*** Records for the task Section Begins ***

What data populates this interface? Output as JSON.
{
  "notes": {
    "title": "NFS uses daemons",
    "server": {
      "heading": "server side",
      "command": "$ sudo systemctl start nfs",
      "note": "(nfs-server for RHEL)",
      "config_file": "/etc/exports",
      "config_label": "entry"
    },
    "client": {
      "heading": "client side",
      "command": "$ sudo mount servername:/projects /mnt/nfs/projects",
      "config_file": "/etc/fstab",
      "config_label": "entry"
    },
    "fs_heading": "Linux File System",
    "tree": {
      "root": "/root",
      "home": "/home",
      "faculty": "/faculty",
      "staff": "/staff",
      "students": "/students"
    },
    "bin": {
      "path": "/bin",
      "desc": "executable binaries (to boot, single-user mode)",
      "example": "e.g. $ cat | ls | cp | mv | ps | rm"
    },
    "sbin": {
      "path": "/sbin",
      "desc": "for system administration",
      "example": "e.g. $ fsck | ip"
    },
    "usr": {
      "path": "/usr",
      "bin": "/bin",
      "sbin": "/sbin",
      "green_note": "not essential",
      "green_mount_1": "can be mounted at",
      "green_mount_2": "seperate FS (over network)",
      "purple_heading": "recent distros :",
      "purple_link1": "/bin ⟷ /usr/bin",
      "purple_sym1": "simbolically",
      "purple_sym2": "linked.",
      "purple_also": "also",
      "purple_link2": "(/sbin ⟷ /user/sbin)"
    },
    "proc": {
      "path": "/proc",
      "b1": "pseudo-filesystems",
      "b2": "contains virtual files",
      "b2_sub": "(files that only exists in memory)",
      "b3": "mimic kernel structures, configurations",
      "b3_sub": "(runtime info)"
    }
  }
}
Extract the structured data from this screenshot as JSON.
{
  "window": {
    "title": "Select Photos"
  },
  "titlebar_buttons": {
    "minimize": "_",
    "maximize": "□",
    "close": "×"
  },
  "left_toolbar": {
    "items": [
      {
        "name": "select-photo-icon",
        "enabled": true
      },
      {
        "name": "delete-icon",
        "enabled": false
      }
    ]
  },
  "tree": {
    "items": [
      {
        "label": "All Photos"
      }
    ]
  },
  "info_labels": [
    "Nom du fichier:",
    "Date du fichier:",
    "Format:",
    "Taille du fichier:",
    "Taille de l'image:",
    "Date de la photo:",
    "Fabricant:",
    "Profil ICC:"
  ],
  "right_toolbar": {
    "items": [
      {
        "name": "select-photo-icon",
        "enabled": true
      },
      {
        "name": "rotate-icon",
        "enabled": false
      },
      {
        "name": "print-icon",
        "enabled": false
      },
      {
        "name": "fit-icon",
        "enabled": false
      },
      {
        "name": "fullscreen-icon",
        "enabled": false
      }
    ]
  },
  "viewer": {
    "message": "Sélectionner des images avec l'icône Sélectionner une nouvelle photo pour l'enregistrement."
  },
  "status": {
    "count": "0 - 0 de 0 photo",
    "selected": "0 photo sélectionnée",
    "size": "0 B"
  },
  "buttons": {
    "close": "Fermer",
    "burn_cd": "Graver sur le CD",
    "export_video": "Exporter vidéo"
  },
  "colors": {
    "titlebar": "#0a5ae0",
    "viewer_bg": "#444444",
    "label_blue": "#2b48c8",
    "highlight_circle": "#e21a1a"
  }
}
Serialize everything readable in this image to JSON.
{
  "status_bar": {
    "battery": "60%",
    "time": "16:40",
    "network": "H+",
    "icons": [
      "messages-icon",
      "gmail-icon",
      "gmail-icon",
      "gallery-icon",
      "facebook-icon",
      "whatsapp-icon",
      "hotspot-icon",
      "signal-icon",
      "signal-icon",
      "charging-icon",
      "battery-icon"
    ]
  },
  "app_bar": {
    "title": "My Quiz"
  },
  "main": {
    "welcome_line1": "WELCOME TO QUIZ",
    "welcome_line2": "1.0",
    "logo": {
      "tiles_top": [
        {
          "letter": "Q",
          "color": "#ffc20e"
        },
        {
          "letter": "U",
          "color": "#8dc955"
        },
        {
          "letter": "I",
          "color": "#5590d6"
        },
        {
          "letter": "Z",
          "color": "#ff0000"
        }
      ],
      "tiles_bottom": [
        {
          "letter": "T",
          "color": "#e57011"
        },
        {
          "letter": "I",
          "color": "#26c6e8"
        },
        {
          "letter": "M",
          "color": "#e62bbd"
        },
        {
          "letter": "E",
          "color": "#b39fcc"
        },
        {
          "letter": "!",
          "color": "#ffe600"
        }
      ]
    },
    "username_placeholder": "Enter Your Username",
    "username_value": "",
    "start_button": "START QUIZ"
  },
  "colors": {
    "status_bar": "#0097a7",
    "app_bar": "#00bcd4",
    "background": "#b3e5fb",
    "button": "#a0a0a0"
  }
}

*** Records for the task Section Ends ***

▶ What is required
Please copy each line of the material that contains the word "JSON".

▶ Response
What data populates this interface? Output as JSON.
Extract the structured data from this screenshot as JSON.
Serialize everything readable in this image to JSON.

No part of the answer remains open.